Your response must be made up of each line in the data below that contains the string "JSON".

^^^^

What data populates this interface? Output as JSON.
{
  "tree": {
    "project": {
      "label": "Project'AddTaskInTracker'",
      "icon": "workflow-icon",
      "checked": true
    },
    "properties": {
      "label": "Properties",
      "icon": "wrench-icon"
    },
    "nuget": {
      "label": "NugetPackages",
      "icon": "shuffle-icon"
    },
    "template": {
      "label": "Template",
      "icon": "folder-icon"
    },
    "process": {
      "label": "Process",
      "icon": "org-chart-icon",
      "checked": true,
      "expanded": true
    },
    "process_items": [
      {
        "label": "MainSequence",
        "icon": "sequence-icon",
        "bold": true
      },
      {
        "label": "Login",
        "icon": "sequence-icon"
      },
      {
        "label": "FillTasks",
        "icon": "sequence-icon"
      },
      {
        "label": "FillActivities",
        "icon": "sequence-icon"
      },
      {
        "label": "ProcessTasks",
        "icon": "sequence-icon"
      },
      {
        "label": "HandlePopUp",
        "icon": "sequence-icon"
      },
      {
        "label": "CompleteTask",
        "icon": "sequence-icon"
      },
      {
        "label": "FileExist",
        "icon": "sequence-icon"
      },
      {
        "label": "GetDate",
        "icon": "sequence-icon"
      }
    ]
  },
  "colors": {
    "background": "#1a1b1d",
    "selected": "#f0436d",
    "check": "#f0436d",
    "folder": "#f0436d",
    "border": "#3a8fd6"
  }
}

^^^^

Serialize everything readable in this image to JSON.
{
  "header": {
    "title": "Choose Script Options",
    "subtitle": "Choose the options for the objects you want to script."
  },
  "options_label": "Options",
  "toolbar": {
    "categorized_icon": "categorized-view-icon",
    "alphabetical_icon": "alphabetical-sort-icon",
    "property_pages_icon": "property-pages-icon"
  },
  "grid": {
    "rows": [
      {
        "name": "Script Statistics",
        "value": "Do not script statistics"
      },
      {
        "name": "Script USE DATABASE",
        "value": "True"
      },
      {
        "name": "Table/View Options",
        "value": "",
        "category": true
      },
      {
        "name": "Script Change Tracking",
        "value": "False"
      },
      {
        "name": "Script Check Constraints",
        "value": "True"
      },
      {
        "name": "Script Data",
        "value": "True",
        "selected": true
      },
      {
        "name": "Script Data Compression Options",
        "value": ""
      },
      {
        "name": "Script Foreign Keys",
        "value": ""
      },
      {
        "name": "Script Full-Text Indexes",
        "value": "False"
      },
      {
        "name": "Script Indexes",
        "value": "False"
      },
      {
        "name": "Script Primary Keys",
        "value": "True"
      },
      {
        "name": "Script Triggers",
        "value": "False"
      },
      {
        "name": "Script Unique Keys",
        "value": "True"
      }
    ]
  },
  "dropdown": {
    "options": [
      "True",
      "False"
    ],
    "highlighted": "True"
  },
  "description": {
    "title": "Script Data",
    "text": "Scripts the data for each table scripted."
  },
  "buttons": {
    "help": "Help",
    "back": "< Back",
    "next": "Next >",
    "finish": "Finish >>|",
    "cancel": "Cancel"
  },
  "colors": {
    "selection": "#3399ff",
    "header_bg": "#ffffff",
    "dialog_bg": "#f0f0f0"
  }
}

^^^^

§ EXPECTED OUTPUT
What data populates this interface? Output as JSON.
Serialize everything readable in this image to JSON.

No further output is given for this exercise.